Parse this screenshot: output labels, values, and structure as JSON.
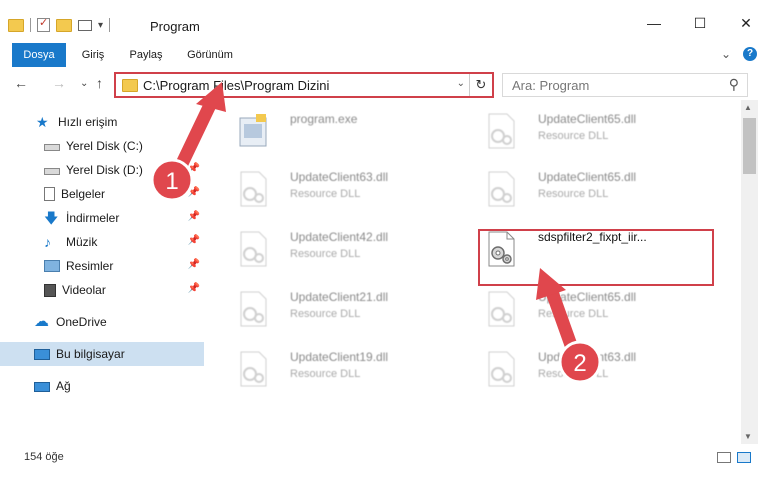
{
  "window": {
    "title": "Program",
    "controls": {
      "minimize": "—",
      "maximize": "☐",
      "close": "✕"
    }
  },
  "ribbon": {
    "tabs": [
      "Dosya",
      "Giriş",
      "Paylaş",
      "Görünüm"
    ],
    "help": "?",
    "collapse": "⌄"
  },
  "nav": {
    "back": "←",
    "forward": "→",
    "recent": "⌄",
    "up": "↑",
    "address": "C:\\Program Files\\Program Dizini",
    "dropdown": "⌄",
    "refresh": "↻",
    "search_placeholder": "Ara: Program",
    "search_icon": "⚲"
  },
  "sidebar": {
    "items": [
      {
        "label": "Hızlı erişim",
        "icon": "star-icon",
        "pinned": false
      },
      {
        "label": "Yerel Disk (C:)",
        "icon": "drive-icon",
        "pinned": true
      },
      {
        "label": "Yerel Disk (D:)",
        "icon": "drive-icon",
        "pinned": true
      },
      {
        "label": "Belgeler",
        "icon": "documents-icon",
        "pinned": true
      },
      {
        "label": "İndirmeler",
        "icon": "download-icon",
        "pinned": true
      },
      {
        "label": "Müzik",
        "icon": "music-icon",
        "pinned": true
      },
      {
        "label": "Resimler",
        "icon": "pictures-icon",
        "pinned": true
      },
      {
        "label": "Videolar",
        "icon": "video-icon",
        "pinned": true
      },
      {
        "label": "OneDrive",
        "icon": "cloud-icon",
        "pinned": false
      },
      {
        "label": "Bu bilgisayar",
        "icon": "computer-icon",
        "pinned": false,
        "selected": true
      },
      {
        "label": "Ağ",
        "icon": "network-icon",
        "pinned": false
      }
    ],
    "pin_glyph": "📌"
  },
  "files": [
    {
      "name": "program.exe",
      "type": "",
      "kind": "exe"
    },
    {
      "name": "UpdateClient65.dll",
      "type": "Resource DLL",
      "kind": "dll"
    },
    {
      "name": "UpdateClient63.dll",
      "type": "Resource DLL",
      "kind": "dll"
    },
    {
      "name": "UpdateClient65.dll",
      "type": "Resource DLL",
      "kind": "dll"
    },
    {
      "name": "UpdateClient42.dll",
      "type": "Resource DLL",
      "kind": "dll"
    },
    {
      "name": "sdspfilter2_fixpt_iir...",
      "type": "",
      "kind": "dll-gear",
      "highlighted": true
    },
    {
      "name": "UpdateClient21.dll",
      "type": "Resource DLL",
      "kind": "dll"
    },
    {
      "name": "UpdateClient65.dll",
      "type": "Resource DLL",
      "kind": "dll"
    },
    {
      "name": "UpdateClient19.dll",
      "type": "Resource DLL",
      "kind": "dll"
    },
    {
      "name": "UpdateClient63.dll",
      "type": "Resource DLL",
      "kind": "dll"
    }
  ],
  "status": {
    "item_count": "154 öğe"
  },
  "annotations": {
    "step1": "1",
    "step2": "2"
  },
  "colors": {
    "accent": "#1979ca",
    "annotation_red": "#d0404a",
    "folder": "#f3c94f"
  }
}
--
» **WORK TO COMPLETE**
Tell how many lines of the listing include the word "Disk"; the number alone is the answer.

» **SOLVED PROBLEM**
2